WORK REQUIRED
Beginning at the line that contains "Parse this screenshot: output" and ending at the last line of the entries, write out each line exactly; include nothing outside that span.

Component data from apps and pages:
○ ○ ○ ○ ○ ○ ○

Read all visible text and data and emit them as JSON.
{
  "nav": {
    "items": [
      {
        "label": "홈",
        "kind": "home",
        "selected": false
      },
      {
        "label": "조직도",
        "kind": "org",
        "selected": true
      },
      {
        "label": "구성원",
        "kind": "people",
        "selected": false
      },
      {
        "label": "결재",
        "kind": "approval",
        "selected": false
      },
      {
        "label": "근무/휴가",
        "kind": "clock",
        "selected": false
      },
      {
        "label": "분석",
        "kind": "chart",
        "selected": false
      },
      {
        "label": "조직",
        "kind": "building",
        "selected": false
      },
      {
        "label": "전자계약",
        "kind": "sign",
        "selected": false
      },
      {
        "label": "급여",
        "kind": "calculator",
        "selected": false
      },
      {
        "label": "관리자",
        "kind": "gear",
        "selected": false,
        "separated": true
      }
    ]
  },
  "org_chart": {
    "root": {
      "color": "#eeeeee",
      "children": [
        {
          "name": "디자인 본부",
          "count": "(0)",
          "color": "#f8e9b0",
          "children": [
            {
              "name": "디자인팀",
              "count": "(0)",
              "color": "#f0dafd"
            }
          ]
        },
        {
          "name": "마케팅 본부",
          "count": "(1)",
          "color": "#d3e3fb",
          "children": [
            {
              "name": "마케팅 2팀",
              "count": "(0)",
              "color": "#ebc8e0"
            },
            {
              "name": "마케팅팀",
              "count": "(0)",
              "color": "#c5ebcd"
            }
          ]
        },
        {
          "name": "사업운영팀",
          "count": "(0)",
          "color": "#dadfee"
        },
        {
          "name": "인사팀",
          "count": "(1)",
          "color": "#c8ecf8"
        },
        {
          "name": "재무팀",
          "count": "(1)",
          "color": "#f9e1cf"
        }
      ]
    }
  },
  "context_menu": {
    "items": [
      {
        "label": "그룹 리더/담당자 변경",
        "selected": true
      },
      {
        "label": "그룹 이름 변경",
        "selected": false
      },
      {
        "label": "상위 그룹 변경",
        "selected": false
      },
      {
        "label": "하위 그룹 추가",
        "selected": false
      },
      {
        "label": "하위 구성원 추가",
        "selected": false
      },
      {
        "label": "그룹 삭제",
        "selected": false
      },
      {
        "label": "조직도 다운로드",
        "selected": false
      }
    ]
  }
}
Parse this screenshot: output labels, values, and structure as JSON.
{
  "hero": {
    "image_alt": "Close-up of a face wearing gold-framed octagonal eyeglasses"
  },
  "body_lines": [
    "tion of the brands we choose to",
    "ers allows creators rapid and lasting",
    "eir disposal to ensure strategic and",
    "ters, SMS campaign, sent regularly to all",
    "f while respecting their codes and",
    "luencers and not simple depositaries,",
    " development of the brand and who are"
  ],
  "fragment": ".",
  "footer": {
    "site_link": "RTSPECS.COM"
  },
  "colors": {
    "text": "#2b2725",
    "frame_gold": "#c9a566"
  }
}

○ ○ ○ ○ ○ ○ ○

SOLUTION TO THE EXERCISE
Parse this screenshot: output labels, values, and structure as JSON.
{
  "hero": {
    "image_alt": "Close-up of a face wearing gold-framed octagonal eyeglasses"
  },
  "body_lines": [
    "tion of the brands we choose to",
    "ers allows creators rapid and lasting",
    "eir disposal to ensure strategic and",
    "ters, SMS campaign, sent regularly to all",
    "f while respecting their codes and",
    "luencers and not simple depositaries,",
    " development of the brand and who are"
  ],
  "fragment": ".",
  "footer": {
    "site_link": "RTSPECS.COM"
  },
  "colors": {
    "text": "#2b2725",
    "frame_gold": "#c9a566"
  }
}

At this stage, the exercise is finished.